    AP
    In this photo provided by the Virginia State Police on Tuesday, May 31, 2011, authorities investigate a commercial bus accident on I-95 near Bowling Green, Va. The bus was bound for New York City.

    A prosecutor said Friday that a reckless driving charge will be dropped against a driver for a discount bus service whose bus crashed on Interstate 95 in Virginia, killing four people and injuring others, on its way to New York.

    Caroline County Commonwealth's Attorney Tony Spencer told The Associated Press ahead of a scheduled court hearing that his office will not prosecute the misdemeanor charge against Kin Yiu Cheung, 37, of New York.

    Cheung is scheduled for trial in January on four felony counts of involuntary manslaughter. He faces up to 10 years in prison for each count if convicted.

    Court records show Cheung admitted to police that he fell asleep at the wheel when the low-fare Sky Express bus from Greensboro, N.C., to New York City swerved off Interstate 95 about 30 miles north of Richmond, hit an embankment and overturned with 60 people aboard May 31.

    Chopper Video: NYC-Bound Tour Bus Overturns, 4 Dead

    [NY] Chopper Video: NYC-Bound Tour Bus Overturns, 4 Dead
    Fire department and emergency personnel flood the scene of a tour bus crash in central Virginia.
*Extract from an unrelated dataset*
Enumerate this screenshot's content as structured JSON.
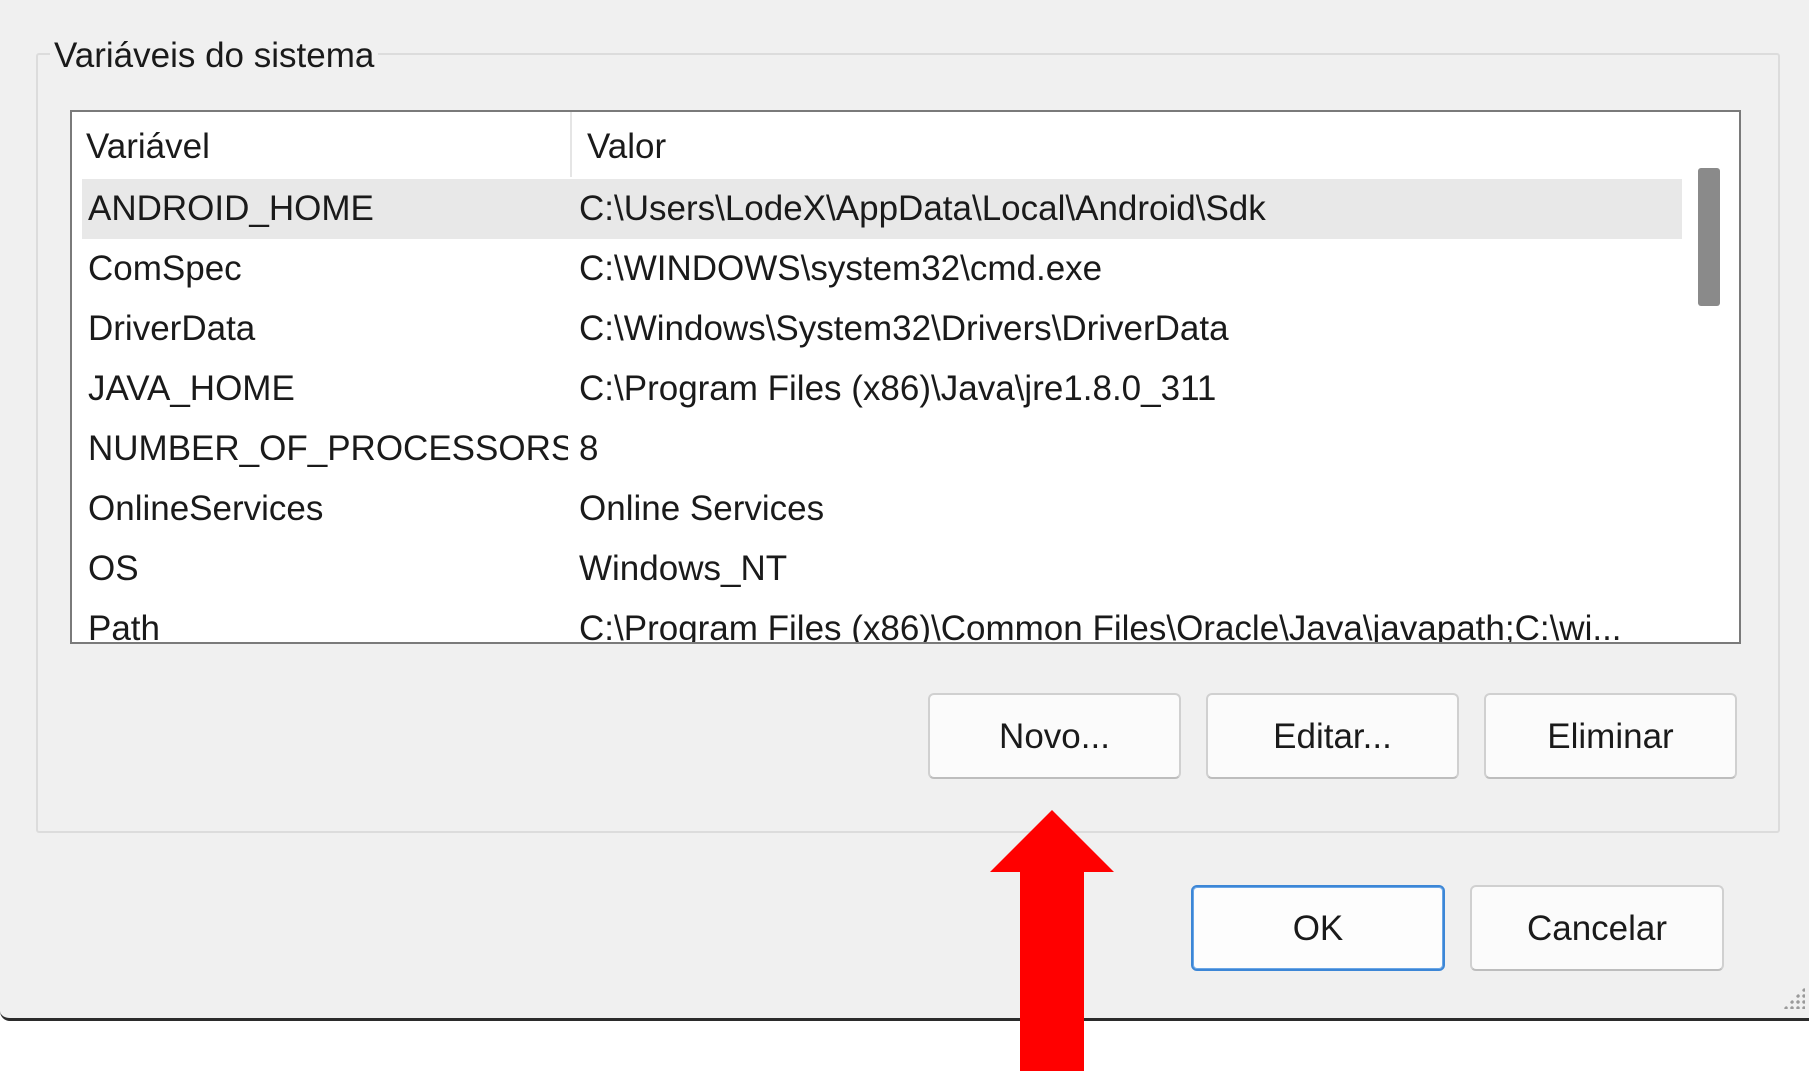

The bus was en route to New York City's Chinatown. Four people were killed in the crash. (Published Tuesday, May 31, 2011)

    His attorneys have called the crash a "terrible accident and a tragedy."

    Virginia State Police said those killed in the crash were Karen Blyden-Decastro, 46, of Cambria Heights, N.Y.; Sie Giok Giang, 63, of Philadelphia; Josefa Torres, 78, of Jamaica, N.Y.; and Denny Estefany Martinez, 25, of Jersey City, N.J.

    Transportation Department officials were in the process of shutting down the company at the time of the crash, but had given the Charlotte, N.C., company an extra 10 days to appeal an unsatisfactory safety rating.

    A timeline released by the department indicated that without the extension, Sky Express would have ceased operations the weekend before the crash. Transportation Secretary Ray LaHood has directed the department to stop extending appeals periods for operators found to be unsafe.

    Following the crash, federal officials shut down the bus line and then issued a cease-and-desist order against the company after finding it was trying to sell tickets under other names.

    Sky Express is part of an industry of inexpensive buses that travel the East Coast offering cheap fares, convenient routes and, in some cases, free wireless Internet. The industry is in the fifth year of a boom, but a string of deadly accidents has prompted calls for tougher federal regulation.

    According to Federal Motor Carrier Safety Administration records, Sky Express buses had been involved in four crashes with an injury or fatality — it didn't specify which — during the two-year period that ended May 20. The company also had been cited for 46 violations of drivers being fatigued over that same period, ranking it worse than 86 percent of commercial motor carriers.